» TRY IT
From the entries that follow, copy each line containing the word "drone".

********

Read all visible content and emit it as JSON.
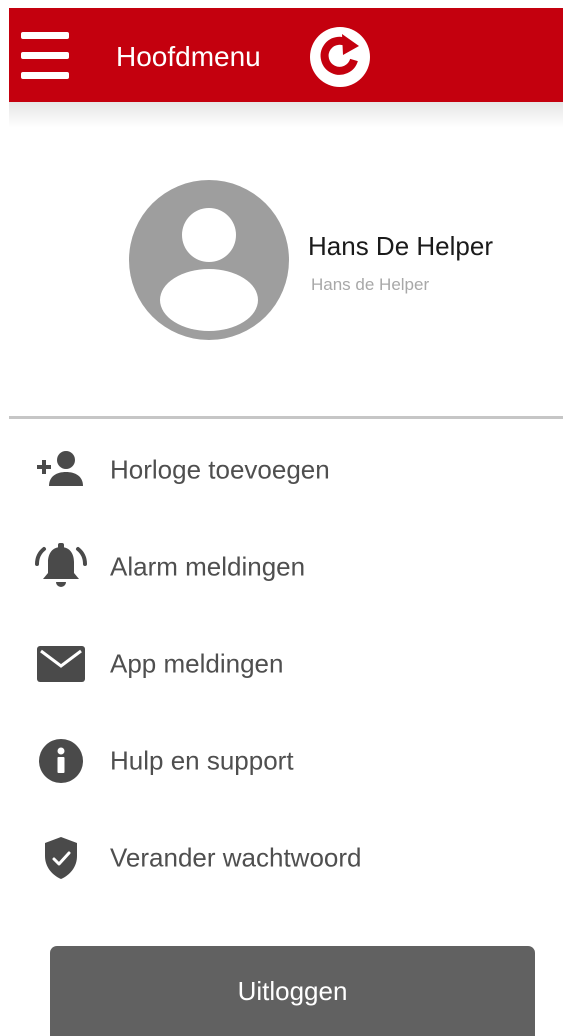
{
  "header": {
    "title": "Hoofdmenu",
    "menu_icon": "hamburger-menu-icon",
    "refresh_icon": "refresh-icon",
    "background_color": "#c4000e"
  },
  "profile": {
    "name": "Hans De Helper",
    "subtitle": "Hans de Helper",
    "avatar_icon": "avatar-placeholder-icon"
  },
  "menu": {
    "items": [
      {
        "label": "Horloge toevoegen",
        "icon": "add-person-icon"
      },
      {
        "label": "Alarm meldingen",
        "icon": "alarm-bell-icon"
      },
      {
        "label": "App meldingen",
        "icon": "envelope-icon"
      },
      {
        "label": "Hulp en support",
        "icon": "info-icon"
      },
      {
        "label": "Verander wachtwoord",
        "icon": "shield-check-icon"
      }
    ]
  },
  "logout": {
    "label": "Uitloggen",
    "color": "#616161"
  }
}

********

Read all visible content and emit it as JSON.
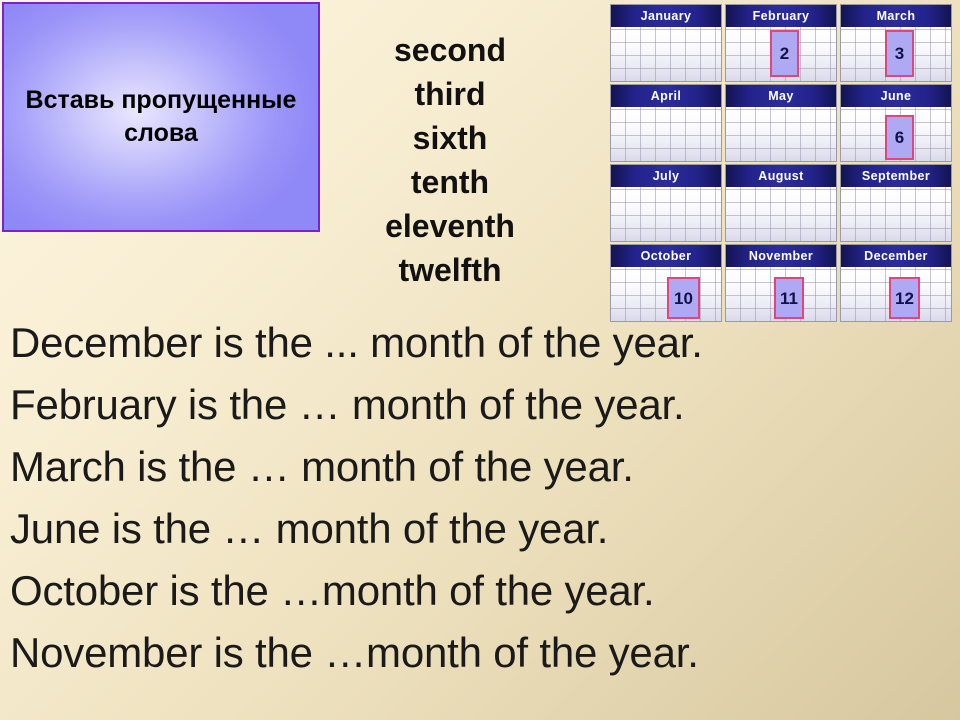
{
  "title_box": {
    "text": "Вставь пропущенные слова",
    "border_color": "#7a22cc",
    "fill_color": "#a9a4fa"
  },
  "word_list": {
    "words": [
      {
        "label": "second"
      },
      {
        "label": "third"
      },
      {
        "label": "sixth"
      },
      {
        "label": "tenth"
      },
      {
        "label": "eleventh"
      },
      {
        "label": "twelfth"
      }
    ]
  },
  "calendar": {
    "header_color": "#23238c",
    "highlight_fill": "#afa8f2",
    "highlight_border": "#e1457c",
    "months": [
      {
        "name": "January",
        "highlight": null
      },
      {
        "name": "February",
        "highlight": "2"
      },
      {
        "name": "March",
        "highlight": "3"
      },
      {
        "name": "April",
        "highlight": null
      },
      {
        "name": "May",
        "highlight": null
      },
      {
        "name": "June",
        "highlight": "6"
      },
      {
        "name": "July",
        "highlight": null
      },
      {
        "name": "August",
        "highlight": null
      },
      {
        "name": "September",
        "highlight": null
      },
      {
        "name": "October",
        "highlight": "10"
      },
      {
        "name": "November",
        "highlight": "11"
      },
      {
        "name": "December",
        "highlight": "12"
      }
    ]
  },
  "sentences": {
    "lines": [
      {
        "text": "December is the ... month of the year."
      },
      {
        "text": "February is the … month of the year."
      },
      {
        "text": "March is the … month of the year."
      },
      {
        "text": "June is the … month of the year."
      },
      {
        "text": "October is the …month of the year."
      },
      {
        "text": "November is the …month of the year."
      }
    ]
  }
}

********

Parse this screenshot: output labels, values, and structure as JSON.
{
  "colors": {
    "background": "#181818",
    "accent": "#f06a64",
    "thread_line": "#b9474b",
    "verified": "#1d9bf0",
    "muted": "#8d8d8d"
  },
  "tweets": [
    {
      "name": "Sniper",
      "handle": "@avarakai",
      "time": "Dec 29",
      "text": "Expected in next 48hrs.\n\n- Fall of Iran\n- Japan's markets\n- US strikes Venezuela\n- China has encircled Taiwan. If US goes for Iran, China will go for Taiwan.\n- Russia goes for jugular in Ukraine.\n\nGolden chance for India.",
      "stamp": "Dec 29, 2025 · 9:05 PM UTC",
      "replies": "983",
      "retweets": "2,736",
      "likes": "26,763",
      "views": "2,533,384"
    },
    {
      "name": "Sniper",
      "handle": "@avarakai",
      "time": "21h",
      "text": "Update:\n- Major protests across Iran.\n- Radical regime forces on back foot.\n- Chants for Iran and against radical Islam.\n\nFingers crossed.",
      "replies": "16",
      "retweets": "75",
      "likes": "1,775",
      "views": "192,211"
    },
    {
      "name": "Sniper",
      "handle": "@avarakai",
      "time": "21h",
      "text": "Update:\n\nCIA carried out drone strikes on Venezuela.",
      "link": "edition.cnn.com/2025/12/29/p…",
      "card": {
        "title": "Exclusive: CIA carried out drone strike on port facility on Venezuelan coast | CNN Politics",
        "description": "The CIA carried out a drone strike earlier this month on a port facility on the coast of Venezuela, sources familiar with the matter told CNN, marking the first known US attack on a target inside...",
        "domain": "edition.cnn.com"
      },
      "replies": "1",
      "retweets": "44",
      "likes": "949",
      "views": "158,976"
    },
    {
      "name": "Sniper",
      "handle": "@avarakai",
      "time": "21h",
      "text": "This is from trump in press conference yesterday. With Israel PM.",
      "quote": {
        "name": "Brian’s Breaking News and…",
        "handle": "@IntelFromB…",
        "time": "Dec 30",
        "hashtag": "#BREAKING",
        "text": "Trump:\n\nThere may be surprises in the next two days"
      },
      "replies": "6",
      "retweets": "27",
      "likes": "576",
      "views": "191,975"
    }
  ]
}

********

» WORKED SOLUTION
      "text": "Update:\n\nCIA carried out drone strikes on Venezuela.",
        "title": "Exclusive: CIA carried out drone strike on port facility on Venezuelan coast | CNN Politics",
        "description": "The CIA carried out a drone strike earlier this month on a port facility on the coast of Venezuela, sources familiar with the matter told CNN, marking the first known US attack on a target inside...",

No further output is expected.